Our exchanges of the Kansas border towns, announce the killing of the Sheriff of Cowley County by a criminal named Cobb, for whom the Sheriff had a writ, and who resisted arrest – firing two fatal shots into the body of the officer – from the effects of which he died in a short time. The man Cobb was finally arrested by the people of Udall – who placed a rope around his neck and hanged him on the highest suitable limb. Sheriff Shenneman is spoken of as having been a brave and efficient officer and a good citizen. Residents report still hearing screams and cries for help from the location after nightfall.(Cherokee Advocate, February 2, 1883)



Udall, Kan., Dec. 10—George Walker, a well to do pioneer of Cowley county, hung himself from a tree in the forest at his farm in the north part of the county. He was an old soldier and leaves a wife and four children. He was a spiritualist and had been mentally unbalanced for some time. Since this time family and relatives have been reporting strange occurrences in the forest near the farm.
(Topeka Weekly Capital ~ December 13, 1898)



Wealthy Kansas Miss Could Not Face Seven Years of Waiting

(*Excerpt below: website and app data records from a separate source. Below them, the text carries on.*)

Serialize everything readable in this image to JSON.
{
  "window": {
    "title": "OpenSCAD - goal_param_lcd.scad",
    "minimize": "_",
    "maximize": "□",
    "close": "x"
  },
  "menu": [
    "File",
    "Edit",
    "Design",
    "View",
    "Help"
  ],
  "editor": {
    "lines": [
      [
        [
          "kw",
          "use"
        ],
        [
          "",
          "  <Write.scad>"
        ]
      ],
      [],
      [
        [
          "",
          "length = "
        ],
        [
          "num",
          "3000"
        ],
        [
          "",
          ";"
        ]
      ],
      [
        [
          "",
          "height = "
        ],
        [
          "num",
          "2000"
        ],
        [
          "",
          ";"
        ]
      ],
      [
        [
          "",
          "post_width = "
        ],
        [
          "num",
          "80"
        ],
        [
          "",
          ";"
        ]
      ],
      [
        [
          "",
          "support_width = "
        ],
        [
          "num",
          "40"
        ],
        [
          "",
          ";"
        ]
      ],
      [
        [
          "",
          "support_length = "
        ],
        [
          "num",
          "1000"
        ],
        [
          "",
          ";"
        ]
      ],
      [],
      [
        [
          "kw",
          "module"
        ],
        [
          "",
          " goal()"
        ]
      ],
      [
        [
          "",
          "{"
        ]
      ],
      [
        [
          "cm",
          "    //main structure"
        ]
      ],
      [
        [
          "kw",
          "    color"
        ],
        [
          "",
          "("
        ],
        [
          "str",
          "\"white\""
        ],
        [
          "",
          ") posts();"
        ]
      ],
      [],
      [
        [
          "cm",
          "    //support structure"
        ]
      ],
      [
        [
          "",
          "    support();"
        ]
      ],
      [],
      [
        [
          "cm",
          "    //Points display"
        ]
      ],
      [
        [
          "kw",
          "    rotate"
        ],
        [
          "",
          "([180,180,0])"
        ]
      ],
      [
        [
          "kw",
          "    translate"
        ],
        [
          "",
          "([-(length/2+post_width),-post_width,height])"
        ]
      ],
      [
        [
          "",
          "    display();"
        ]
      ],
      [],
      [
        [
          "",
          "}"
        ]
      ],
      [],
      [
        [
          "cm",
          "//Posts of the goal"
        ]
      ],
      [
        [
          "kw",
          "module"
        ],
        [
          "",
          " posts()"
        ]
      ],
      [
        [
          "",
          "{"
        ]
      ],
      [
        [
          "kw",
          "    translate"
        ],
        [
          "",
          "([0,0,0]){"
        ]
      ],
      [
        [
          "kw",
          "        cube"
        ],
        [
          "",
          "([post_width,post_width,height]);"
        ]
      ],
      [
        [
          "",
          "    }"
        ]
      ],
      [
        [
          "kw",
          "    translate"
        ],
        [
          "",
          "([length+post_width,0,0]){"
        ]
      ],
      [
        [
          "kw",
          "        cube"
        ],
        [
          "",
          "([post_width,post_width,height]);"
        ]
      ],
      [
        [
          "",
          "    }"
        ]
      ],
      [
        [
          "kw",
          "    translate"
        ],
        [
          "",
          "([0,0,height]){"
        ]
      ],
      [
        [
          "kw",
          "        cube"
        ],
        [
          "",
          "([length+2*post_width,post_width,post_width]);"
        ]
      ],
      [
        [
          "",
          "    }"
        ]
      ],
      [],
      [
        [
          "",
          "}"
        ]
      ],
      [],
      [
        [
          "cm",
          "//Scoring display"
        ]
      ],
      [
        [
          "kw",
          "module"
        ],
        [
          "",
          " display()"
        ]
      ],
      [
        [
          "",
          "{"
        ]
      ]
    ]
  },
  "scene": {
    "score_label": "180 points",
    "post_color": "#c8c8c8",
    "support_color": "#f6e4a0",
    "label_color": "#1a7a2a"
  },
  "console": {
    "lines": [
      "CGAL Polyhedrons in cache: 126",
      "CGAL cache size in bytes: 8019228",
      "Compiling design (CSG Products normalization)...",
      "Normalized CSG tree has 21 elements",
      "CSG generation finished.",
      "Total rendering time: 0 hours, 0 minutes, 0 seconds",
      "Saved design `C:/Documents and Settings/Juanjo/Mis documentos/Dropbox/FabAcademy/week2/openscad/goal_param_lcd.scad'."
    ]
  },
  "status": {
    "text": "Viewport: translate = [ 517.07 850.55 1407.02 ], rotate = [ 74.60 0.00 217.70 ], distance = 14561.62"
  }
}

Wichita, Kan., Feb. 18—Catherine Haines, 18 years old, committed suicide on the Haines ranch near Udall, Cowley county, this morning because her father, at this death, provided in his will that she could not marry until she was 25 without losing her share of his $50,000 estate. She shot herself through the heart in a forest near the family ranch.

D. S. Haines, her father, died a few months ago. Miss Haines had been going with young men of the neighborhood and her father drew up his will to prevent her from marrying for seven years.
(Daily Oklahoman ~ February 14, 1911)